»»

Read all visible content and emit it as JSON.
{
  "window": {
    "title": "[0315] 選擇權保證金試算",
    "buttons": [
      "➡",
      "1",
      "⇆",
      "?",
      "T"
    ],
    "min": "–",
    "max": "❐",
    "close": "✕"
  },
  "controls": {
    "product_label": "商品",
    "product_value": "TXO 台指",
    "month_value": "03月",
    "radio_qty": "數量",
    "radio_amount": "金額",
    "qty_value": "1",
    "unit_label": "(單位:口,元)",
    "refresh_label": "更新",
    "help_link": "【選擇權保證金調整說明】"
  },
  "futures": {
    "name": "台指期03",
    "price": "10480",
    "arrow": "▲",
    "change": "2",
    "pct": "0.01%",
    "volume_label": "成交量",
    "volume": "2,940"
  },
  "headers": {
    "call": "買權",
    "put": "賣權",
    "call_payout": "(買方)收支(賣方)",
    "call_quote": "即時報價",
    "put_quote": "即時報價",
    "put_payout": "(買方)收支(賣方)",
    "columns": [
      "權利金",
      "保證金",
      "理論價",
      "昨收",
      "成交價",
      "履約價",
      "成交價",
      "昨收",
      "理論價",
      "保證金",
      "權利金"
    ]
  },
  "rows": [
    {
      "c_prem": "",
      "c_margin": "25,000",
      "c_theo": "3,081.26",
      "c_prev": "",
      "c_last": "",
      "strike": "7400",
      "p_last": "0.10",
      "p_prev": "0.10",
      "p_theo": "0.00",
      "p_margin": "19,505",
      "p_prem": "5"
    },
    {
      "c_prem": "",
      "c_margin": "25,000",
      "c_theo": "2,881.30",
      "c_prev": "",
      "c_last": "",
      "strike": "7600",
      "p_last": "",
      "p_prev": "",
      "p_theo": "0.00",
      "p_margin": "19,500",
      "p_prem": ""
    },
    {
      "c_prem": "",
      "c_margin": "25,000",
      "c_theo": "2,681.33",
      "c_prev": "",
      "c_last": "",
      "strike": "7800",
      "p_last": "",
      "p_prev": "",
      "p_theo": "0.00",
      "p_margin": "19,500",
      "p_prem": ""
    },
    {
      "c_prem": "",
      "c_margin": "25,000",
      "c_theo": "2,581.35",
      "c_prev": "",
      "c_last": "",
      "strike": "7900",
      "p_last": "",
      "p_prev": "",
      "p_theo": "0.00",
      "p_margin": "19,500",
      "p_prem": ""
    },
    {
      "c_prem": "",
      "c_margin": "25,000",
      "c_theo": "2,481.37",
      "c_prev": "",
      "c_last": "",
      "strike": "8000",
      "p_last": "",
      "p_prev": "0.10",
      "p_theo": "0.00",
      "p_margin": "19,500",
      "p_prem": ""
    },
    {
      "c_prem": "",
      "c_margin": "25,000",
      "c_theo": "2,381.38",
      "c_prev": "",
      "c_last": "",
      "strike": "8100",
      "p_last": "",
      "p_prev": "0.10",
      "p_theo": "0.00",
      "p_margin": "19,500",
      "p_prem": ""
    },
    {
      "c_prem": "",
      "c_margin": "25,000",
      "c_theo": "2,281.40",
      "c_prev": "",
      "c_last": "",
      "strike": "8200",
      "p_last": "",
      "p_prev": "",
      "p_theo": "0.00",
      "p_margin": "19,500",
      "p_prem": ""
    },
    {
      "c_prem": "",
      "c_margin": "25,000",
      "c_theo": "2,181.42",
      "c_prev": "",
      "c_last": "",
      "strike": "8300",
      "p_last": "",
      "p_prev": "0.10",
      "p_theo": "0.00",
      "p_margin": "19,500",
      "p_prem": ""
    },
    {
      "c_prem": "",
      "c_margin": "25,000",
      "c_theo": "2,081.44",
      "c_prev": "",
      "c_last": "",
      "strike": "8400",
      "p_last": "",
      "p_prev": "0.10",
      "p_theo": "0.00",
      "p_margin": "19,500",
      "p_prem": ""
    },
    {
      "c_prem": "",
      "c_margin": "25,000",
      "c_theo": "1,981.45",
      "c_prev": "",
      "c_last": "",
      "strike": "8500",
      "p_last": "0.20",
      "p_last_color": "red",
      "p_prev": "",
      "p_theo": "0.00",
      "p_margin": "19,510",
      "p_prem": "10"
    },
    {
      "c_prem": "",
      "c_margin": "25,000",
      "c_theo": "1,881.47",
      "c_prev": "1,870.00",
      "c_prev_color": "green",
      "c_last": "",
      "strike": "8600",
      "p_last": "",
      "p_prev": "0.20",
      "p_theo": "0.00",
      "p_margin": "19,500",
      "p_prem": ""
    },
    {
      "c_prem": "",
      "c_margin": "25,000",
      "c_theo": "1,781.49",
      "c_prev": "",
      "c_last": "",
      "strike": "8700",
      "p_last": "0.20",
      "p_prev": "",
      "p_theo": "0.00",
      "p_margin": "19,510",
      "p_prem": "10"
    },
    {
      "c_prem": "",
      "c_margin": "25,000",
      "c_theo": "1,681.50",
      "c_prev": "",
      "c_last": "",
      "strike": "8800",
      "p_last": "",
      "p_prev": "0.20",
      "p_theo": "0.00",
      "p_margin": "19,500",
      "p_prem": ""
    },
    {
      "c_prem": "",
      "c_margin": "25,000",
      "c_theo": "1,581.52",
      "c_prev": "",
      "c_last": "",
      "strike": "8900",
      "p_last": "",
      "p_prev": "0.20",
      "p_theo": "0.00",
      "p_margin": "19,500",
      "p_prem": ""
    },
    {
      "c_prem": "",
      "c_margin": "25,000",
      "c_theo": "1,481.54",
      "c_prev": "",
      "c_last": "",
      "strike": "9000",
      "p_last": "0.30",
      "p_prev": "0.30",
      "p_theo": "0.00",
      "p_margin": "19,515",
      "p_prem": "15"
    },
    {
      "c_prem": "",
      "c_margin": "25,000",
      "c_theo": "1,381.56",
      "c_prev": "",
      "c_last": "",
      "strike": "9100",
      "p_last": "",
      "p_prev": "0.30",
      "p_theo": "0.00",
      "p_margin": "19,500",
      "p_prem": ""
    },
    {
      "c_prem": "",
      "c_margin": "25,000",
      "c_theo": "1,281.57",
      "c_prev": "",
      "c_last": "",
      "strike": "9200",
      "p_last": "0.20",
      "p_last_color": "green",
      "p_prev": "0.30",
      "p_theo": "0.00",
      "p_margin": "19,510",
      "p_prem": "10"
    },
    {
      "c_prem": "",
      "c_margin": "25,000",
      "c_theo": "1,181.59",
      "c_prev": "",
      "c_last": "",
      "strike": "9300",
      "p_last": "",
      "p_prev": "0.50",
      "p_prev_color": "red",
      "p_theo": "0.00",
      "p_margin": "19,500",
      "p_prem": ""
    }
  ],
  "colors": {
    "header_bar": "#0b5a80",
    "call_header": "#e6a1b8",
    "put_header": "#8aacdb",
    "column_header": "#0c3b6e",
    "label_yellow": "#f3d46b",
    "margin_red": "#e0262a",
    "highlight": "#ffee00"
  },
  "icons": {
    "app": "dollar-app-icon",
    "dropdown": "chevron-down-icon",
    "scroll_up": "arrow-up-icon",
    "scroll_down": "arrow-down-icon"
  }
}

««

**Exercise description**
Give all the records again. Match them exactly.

**Task result**
Read all visible content and emit it as JSON.
{
  "window": {
    "title": "[0315] 選擇權保證金試算",
    "buttons": [
      "➡",
      "1",
      "⇆",
      "?",
      "T"
    ],
    "min": "–",
    "max": "❐",
    "close": "✕"
  },
  "controls": {
    "product_label": "商品",
    "product_value": "TXO 台指",
    "month_value": "03月",
    "radio_qty": "數量",
    "radio_amount": "金額",
    "qty_value": "1",
    "unit_label": "(單位:口,元)",
    "refresh_label": "更新",
    "help_link": "【選擇權保證金調整說明】"
  },
  "futures": {
    "name": "台指期03",
    "price": "10480",
    "arrow": "▲",
    "change": "2",
    "pct": "0.01%",
    "volume_label": "成交量",
    "volume": "2,940"
  },
  "headers": {
    "call": "買權",
    "put": "賣權",
    "call_payout": "(買方)收支(賣方)",
    "call_quote": "即時報價",
    "put_quote": "即時報價",
    "put_payout": "(買方)收支(賣方)",
    "columns": [
      "權利金",
      "保證金",
      "理論價",
      "昨收",
      "成交價",
      "履約價",
      "成交價",
      "昨收",
      "理論價",
      "保證金",
      "權利金"
    ]
  },
  "rows": [
    {
      "c_prem": "",
      "c_margin": "25,000",
      "c_theo": "3,081.26",
      "c_prev": "",
      "c_last": "",
      "strike": "7400",
      "p_last": "0.10",
      "p_prev": "0.10",
      "p_theo": "0.00",
      "p_margin": "19,505",
      "p_prem": "5"
    },
    {
      "c_prem": "",
      "c_margin": "25,000",
      "c_theo": "2,881.30",
      "c_prev": "",
      "c_last": "",
      "strike": "7600",
      "p_last": "",
      "p_prev": "",
      "p_theo": "0.00",
      "p_margin": "19,500",
      "p_prem": ""
    },
    {
      "c_prem": "",
      "c_margin": "25,000",
      "c_theo": "2,681.33",
      "c_prev": "",
      "c_last": "",
      "strike": "7800",
      "p_last": "",
      "p_prev": "",
      "p_theo": "0.00",
      "p_margin": "19,500",
      "p_prem": ""
    },
    {
      "c_prem": "",
      "c_margin": "25,000",
      "c_theo": "2,581.35",
      "c_prev": "",
      "c_last": "",
      "strike": "7900",
      "p_last": "",
      "p_prev": "",
      "p_theo": "0.00",
      "p_margin": "19,500",
      "p_prem": ""
    },
    {
      "c_prem": "",
      "c_margin": "25,000",
      "c_theo": "2,481.37",
      "c_prev": "",
      "c_last": "",
      "strike": "8000",
      "p_last": "",
      "p_prev": "0.10",
      "p_theo": "0.00",
      "p_margin": "19,500",
      "p_prem": ""
    },
    {
      "c_prem": "",
      "c_margin": "25,000",
      "c_theo": "2,381.38",
      "c_prev": "",
      "c_last": "",
      "strike": "8100",
      "p_last": "",
      "p_prev": "0.10",
      "p_theo": "0.00",
      "p_margin": "19,500",
      "p_prem": ""
    },
    {
      "c_prem": "",
      "c_margin": "25,000",
      "c_theo": "2,281.40",
      "c_prev": "",
      "c_last": "",
      "strike": "8200",
      "p_last": "",
      "p_prev": "",
      "p_theo": "0.00",
      "p_margin": "19,500",
      "p_prem": ""
    },
    {
      "c_prem": "",
      "c_margin": "25,000",
      "c_theo": "2,181.42",
      "c_prev": "",
      "c_last": "",
      "strike": "8300",
      "p_last": "",
      "p_prev": "0.10",
      "p_theo": "0.00",
      "p_margin": "19,500",
      "p_prem": ""
    },
    {
      "c_prem": "",
      "c_margin": "25,000",
      "c_theo": "2,081.44",
      "c_prev": "",
      "c_last": "",
      "strike": "8400",
      "p_last": "",
      "p_prev": "0.10",
      "p_theo": "0.00",
      "p_margin": "19,500",
      "p_prem": ""
    },
    {
      "c_prem": "",
      "c_margin": "25,000",
      "c_theo": "1,981.45",
      "c_prev": "",
      "c_last": "",
      "strike": "8500",
      "p_last": "0.20",
      "p_last_color": "red",
      "p_prev": "",
      "p_theo": "0.00",
      "p_margin": "19,510",
      "p_prem": "10"
    },
    {
      "c_prem": "",
      "c_margin": "25,000",
      "c_theo": "1,881.47",
      "c_prev": "1,870.00",
      "c_prev_color": "green",
      "c_last": "",
      "strike": "8600",
      "p_last": "",
      "p_prev": "0.20",
      "p_theo": "0.00",
      "p_margin": "19,500",
      "p_prem": ""
    },
    {
      "c_prem": "",
      "c_margin": "25,000",
      "c_theo": "1,781.49",
      "c_prev": "",
      "c_last": "",
      "strike": "8700",
      "p_last": "0.20",
      "p_prev": "",
      "p_theo": "0.00",
      "p_margin": "19,510",
      "p_prem": "10"
    },
    {
      "c_prem": "",
      "c_margin": "25,000",
      "c_theo": "1,681.50",
      "c_prev": "",
      "c_last": "",
      "strike": "8800",
      "p_last": "",
      "p_prev": "0.20",
      "p_theo": "0.00",
      "p_margin": "19,500",
      "p_prem": ""
    },
    {
      "c_prem": "",
      "c_margin": "25,000",
      "c_theo": "1,581.52",
      "c_prev": "",
      "c_last": "",
      "strike": "8900",
      "p_last": "",
      "p_prev": "0.20",
      "p_theo": "0.00",
      "p_margin": "19,500",
      "p_prem": ""
    },
    {
      "c_prem": "",
      "c_margin": "25,000",
      "c_theo": "1,481.54",
      "c_prev": "",
      "c_last": "",
      "strike": "9000",
      "p_last": "0.30",
      "p_prev": "0.30",
      "p_theo": "0.00",
      "p_margin": "19,515",
      "p_prem": "15"
    },
    {
      "c_prem": "",
      "c_margin": "25,000",
      "c_theo": "1,381.56",
      "c_prev": "",
      "c_last": "",
      "strike": "9100",
      "p_last": "",
      "p_prev": "0.30",
      "p_theo": "0.00",
      "p_margin": "19,500",
      "p_prem": ""
    },
    {
      "c_prem": "",
      "c_margin": "25,000",
      "c_theo": "1,281.57",
      "c_prev": "",
      "c_last": "",
      "strike": "9200",
      "p_last": "0.20",
      "p_last_color": "green",
      "p_prev": "0.30",
      "p_theo": "0.00",
      "p_margin": "19,510",
      "p_prem": "10"
    },
    {
      "c_prem": "",
      "c_margin": "25,000",
      "c_theo": "1,181.59",
      "c_prev": "",
      "c_last": "",
      "strike": "9300",
      "p_last": "",
      "p_prev": "0.50",
      "p_prev_color": "red",
      "p_theo": "0.00",
      "p_margin": "19,500",
      "p_prem": ""
    }
  ],
  "colors": {
    "header_bar": "#0b5a80",
    "call_header": "#e6a1b8",
    "put_header": "#8aacdb",
    "column_header": "#0c3b6e",
    "label_yellow": "#f3d46b",
    "margin_red": "#e0262a",
    "highlight": "#ffee00"
  },
  "icons": {
    "app": "dollar-app-icon",
    "dropdown": "chevron-down-icon",
    "scroll_up": "arrow-up-icon",
    "scroll_down": "arrow-down-icon"
  }
}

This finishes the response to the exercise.